Things changed during the late 1940’s and early 1950’s when gambling casinos became the latest craze. Reno had been known as “The Biggest Little City in the World,” but that title would soon be stolen by Las Vegas, a town that had a population of only 19 people in 1900!
Blessed with rich mineral resources, but little water, Nevada was largely a mining state and a place to pass through on the way to California. Nevada does not produce the mass quantity of silver that it once did, but is the 4th largest producer of gold in the world. Once those casinos took root, the population began to explode, especially in and around Las Vegas. Tourism became the main source of income for the state. In 1960 Nevada had 285,278 people, and by 1970 this had risen to 488,738, rising steeply again in 1980 to 800,493. The 1990 census saw the state go over a million people (1,201,833) and the current population is around 2.8 million, close to 10 times as many people as in 1960!
Of course, the 2008 collapse of the American economy hurt Nevada like the other states, and shiny new developments around Las Vegas often had empty houses where families had been foreclosed on. At least as the only state in the US with legal prostitution, financially ruined people may find some solace at a local brothel. Like the rest of the country, Nevada’s economy has picked up since then.
With so much open spaces and so few people, Nevada became a popular nuclear bomb testing site, starting in 1951, with the last above ground blast in 1962 and the last below ground blast in 1992. Since the Federal Government owns more than 80% of the land in Nevada, nuclear testing is not much of a surprise.
Nevada’s Caucasian population has shrunk from 91% of the total in 1970 to around 66% by 2010, the biggest reason being the rise in Hispanic population from 5.6% in 1970 to 26.5% in 2010, a significant change in demographics.
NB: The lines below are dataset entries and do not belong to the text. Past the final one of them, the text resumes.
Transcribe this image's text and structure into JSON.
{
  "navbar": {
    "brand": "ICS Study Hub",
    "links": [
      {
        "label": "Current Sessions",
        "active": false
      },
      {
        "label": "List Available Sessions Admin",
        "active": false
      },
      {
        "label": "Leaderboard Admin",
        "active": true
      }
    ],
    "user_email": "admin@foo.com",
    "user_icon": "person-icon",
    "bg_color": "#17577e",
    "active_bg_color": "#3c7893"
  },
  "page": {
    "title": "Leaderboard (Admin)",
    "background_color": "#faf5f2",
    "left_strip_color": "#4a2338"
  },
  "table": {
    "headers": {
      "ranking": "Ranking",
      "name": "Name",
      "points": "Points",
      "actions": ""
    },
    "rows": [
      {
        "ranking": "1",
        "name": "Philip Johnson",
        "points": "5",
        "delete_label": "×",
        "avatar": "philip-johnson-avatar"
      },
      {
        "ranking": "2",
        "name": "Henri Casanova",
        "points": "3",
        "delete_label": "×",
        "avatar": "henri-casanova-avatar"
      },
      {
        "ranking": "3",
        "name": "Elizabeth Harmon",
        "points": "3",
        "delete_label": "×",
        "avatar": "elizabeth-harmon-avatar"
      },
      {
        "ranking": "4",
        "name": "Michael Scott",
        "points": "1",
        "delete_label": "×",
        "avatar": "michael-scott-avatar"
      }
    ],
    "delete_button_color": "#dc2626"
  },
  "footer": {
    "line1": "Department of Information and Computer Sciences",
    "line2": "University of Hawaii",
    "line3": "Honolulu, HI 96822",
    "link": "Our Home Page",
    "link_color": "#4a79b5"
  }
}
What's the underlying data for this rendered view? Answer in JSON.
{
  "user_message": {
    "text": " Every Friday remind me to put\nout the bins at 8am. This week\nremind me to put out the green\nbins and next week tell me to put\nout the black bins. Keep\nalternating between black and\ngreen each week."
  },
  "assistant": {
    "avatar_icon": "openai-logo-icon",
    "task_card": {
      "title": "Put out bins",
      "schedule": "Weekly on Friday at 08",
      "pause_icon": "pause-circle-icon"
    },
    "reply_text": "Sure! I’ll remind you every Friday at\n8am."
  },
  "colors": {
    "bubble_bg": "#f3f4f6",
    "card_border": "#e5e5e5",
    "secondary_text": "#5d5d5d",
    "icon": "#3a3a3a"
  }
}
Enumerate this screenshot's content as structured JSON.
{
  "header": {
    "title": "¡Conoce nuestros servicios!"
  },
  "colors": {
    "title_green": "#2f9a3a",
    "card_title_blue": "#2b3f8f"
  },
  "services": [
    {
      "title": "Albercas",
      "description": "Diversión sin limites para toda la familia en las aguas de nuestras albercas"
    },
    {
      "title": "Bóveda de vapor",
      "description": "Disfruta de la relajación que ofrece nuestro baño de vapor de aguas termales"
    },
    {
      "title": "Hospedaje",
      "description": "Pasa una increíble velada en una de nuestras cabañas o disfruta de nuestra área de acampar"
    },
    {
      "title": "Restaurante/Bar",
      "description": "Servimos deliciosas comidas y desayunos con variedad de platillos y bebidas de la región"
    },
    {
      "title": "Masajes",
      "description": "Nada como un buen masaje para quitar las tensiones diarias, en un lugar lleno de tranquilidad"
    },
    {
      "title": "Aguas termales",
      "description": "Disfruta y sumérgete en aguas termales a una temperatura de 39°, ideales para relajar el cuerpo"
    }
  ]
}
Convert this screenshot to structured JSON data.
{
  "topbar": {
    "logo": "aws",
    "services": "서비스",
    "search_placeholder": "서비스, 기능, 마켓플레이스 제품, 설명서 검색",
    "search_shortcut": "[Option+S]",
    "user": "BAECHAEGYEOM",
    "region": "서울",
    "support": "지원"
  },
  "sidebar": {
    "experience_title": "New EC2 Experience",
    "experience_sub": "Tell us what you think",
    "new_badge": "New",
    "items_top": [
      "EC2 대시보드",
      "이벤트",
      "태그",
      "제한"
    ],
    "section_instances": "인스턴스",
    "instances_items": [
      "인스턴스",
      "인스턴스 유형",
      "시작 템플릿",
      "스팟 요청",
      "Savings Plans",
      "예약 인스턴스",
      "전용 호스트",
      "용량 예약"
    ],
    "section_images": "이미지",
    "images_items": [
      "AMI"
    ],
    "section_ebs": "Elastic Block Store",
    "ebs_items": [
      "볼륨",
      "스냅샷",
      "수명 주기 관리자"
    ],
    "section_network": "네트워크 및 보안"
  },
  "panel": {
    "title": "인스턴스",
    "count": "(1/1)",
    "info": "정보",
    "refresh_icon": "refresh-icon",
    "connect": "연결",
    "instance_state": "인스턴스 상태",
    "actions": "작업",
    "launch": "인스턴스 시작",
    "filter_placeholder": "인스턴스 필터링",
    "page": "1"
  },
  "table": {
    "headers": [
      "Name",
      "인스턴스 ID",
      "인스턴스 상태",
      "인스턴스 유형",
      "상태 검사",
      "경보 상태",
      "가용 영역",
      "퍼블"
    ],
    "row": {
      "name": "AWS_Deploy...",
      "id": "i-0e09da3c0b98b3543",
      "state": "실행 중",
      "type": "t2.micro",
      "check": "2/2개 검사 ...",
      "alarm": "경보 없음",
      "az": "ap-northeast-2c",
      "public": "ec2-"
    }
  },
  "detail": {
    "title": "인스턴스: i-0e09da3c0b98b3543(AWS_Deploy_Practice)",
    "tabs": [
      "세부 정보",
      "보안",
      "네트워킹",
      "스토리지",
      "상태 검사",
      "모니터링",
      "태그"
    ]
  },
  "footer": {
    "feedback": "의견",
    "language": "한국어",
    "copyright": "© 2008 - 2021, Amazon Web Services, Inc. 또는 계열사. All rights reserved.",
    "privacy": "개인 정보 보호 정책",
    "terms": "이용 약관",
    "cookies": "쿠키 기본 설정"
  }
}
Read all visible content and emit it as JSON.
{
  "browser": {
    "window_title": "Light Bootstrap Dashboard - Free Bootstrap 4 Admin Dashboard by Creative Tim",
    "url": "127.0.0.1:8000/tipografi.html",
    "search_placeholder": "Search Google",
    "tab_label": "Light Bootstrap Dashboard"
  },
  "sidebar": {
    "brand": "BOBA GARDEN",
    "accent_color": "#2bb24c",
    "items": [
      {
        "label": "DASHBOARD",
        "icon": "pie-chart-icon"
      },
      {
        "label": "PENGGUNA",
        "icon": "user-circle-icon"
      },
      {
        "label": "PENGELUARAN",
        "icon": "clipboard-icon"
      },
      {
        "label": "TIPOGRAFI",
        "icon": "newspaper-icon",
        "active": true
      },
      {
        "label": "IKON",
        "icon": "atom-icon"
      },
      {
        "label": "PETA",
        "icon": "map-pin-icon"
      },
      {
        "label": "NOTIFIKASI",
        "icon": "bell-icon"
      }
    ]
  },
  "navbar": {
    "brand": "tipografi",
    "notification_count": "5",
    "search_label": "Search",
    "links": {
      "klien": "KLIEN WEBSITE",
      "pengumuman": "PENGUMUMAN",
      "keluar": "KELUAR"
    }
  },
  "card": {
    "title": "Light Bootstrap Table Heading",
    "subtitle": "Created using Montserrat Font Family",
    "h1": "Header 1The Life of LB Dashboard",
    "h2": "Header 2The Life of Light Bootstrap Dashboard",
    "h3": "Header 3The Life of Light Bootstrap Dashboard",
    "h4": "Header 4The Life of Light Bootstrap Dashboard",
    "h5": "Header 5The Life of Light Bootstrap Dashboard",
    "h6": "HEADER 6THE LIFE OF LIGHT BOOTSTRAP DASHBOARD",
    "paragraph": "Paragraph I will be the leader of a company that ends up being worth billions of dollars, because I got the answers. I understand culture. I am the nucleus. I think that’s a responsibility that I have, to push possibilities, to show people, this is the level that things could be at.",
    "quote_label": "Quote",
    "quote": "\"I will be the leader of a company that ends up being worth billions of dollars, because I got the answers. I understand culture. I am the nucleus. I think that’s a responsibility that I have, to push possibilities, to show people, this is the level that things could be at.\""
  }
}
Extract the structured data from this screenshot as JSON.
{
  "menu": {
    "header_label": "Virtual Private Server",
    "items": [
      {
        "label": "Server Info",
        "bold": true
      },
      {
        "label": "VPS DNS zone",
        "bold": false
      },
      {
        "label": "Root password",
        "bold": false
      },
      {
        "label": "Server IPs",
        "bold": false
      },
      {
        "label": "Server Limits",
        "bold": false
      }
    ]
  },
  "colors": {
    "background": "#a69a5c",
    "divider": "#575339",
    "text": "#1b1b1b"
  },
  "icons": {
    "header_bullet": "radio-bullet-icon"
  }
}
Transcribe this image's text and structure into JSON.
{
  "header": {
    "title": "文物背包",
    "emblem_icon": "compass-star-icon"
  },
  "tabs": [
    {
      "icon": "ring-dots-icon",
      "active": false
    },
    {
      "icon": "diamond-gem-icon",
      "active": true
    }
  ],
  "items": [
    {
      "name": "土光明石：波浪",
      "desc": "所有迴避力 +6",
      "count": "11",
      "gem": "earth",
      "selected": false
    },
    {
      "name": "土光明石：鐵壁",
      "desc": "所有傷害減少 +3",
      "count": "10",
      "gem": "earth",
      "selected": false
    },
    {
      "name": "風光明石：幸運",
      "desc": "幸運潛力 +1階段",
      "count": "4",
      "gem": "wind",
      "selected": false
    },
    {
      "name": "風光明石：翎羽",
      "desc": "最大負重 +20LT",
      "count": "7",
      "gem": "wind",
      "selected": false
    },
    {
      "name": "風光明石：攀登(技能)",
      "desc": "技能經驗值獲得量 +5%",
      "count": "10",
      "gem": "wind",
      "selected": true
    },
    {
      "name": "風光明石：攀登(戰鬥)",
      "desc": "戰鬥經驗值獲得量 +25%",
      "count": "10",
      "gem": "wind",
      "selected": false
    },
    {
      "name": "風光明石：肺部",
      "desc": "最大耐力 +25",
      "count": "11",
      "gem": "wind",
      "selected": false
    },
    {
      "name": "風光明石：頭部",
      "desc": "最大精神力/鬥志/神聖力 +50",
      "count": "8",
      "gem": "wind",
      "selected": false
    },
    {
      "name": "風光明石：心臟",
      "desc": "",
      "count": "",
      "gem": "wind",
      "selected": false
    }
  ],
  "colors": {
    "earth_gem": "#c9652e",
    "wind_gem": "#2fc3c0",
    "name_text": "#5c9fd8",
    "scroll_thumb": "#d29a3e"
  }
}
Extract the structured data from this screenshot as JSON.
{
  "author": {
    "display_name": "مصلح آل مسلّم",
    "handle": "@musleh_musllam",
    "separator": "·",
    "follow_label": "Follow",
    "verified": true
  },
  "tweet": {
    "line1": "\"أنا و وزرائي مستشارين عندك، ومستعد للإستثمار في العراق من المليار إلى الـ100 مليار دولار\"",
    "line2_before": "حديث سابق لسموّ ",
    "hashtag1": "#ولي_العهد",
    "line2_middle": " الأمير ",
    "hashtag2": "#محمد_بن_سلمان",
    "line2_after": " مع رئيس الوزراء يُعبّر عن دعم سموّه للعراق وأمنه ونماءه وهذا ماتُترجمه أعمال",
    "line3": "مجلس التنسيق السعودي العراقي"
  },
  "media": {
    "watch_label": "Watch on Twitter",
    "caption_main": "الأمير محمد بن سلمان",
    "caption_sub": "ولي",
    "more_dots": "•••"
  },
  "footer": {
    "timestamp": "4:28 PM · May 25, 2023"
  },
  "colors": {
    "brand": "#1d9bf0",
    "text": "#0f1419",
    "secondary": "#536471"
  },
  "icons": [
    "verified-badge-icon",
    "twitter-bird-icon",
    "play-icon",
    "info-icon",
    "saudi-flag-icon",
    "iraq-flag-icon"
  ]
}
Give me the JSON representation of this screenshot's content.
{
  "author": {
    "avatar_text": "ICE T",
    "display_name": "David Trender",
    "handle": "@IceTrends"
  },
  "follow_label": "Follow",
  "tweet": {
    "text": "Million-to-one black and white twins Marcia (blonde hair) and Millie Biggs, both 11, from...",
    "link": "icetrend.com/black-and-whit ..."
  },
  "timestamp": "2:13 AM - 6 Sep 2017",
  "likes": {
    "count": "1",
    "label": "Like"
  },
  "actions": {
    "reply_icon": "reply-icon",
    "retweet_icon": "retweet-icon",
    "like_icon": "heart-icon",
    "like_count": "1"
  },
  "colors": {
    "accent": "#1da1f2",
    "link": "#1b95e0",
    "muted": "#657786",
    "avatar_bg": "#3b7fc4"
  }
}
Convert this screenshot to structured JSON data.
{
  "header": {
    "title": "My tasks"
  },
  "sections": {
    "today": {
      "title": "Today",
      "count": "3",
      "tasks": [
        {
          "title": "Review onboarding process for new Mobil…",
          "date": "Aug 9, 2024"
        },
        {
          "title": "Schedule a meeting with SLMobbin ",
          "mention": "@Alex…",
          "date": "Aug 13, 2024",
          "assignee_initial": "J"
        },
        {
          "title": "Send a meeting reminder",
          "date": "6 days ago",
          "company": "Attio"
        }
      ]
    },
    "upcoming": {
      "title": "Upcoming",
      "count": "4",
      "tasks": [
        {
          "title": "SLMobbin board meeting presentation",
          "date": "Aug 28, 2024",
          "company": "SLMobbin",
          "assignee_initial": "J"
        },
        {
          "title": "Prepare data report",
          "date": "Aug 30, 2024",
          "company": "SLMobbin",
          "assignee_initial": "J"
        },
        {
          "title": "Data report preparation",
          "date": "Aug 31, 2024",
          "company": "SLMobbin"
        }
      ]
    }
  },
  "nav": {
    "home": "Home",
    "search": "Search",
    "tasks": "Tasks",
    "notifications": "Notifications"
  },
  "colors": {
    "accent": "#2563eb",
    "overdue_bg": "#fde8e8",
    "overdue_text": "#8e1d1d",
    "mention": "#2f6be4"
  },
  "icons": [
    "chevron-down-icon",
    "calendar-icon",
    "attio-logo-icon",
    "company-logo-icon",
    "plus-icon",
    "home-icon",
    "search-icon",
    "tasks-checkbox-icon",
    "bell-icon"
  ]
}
In fact, Mexican national heritage is almost double that of any other country (20.8% to 13.3% for German, as of 2009). As of 2000, 16.9% of Nevadans spoke Spanish at home.
Despite the name of the state having origins in the Spanish language, the name is pronounced with the a ‘va’ section like that in the word ‘bad’ rather than with the ‘ah’ sound you often hear from non-Nevadans.
Reno, Las Vegas, Casinos, entertainment, hiking, skiing, hunting, and prospecting for gold, there is something for almost everybody in Nevada. My fondest memory of the state was a beggar in the Las Vegas airport with a poster and a kettle. The poster said “Nuke the Whales” with a cartoon whale on it. Only in Nevada!
Question for students (and subscribers): Have you ever been to Nevada? Please let us know in the comments section below this article.
Your readership is much appreciated!
For more information, please see…
Bowers, Michael W. The Sagebrush State, 4th Ed: Nevada’s History, Government, and Politics (Volume 4) (Shepperson Series in Nevada History). University of Nevada Press, 2013.
Green, Michael S. Nevada: A History of the Silver State (Shepperson Series in Nevada History). University of Nevada Press, 2015.
And for fun: